3D-Printed Meeting Space

A year ago, industry experts helped us speculate about the future impact of 3D printing on meetings and conventions. But we never imagined that it would so quickly be used to help create actual event space.

Photography by Ossip van Duivenbode

When we decided to make 3D printing the cover story in our March 2015 issue, we weren’t quite sure how the revolutionary technology would affect the meetings industry. There were so few examples of it actually being put to use in our sector, we even talked about delaying the story. We reconsidered, however, figuring that part of our job is to push the industry — and ourselves — to think creatively about the future.

With 3D printers, we’re going to design whatever the heck we feel like.

Some of the people we interviewed for the story suggested that 3D printing might be used to create custom giveaways, once the costs of production came down. Others talked about using the technology to prototype their ideas, with good results. And Darren Pasdernick, GES’s executive creative director, took a larger view. “When we design exhibits,” he said, “we’re always trying to create cool, organic shapes. But then the shop comes back and says, how the heck are we going to build that? With 3D printers, we’re going to be able to design whatever the heck we feel like, and they’ll just print it out. I think we’re going to see a lot more organic and exotic-looking shapes and designs as we move forward.” 

Pasdernick’s vision has come to pass — in a big way. DUS Architects, a Dutch firm, has used 3D printing to help create the façade for temporary meeting space for the European Union Council in Amsterdam, where the EU presidency will be based during the first half of 2016.media_DUS-EU-003OssipvanDuivenbode-827013

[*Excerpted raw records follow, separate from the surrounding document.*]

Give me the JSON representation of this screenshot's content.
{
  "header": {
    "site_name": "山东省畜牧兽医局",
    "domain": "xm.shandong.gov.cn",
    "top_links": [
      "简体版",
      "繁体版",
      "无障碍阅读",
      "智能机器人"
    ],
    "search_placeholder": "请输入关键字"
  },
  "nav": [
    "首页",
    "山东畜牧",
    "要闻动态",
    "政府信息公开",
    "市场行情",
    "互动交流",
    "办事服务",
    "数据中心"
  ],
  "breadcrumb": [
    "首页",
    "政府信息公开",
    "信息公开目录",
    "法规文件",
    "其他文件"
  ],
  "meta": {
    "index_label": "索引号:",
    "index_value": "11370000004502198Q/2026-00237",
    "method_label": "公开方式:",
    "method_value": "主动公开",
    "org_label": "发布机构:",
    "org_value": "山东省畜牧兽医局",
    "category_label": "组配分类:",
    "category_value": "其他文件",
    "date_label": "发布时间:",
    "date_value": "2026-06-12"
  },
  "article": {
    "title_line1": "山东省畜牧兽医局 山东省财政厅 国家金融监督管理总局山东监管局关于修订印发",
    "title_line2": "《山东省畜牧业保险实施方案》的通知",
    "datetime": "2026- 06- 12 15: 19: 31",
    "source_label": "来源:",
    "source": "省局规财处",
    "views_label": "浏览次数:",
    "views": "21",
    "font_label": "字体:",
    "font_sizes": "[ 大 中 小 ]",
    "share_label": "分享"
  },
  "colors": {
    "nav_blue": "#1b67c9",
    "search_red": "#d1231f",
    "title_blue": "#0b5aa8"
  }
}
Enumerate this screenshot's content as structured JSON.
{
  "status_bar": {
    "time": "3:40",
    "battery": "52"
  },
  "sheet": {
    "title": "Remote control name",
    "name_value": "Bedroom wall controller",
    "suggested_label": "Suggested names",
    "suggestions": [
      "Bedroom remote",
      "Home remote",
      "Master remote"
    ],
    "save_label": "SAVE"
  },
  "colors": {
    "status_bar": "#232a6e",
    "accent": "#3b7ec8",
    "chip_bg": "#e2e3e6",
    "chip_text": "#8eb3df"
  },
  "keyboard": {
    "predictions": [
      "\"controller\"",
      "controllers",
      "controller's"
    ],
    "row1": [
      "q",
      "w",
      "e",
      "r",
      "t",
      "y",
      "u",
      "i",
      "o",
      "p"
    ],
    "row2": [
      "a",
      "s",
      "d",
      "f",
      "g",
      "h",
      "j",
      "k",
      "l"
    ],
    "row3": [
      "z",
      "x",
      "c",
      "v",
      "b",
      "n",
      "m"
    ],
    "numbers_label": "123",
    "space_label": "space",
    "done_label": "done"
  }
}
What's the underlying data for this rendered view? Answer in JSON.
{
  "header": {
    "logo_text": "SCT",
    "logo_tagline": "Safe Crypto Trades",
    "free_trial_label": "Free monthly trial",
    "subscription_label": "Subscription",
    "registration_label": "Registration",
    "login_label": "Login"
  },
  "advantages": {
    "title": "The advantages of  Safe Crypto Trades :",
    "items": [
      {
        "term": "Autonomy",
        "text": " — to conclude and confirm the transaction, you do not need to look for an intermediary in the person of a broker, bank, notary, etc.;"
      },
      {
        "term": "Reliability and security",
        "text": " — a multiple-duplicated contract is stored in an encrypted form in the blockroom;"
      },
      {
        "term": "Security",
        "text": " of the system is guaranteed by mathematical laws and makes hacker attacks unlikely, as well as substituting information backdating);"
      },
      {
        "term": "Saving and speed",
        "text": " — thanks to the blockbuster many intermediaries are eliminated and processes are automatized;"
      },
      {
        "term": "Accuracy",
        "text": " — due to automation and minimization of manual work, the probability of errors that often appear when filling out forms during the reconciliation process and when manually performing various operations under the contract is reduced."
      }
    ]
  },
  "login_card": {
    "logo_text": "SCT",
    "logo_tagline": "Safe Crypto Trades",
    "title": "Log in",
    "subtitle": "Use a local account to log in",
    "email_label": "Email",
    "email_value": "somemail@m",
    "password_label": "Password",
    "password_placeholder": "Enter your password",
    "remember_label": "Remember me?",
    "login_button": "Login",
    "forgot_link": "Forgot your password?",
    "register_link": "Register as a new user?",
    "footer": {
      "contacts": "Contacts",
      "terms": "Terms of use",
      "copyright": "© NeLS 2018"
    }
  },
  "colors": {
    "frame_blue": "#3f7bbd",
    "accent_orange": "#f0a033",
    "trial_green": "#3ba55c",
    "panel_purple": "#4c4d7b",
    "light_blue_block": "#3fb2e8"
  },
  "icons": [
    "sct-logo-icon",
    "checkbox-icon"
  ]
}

DUS, which is building the first entirely 3D-printed house in Amsterdam, used fabric combined with plant-based plastic that can be shredded and reused to create a swooping façade designed to playfully recall the sailing ships that once were built in the Dutch capital. Using the same kind of process as household 3D printers, DUS manufactured alcoves with 3D-printed benches.

At night, the sails are lit by pulsing light — fulfilling another one of our sources’ predictions: The true potential of 3D printing will be realized by combining it with existing technology to create immersive experiences.

Barbara Palmer

Barbara Palmer is senior editor and director of digital content.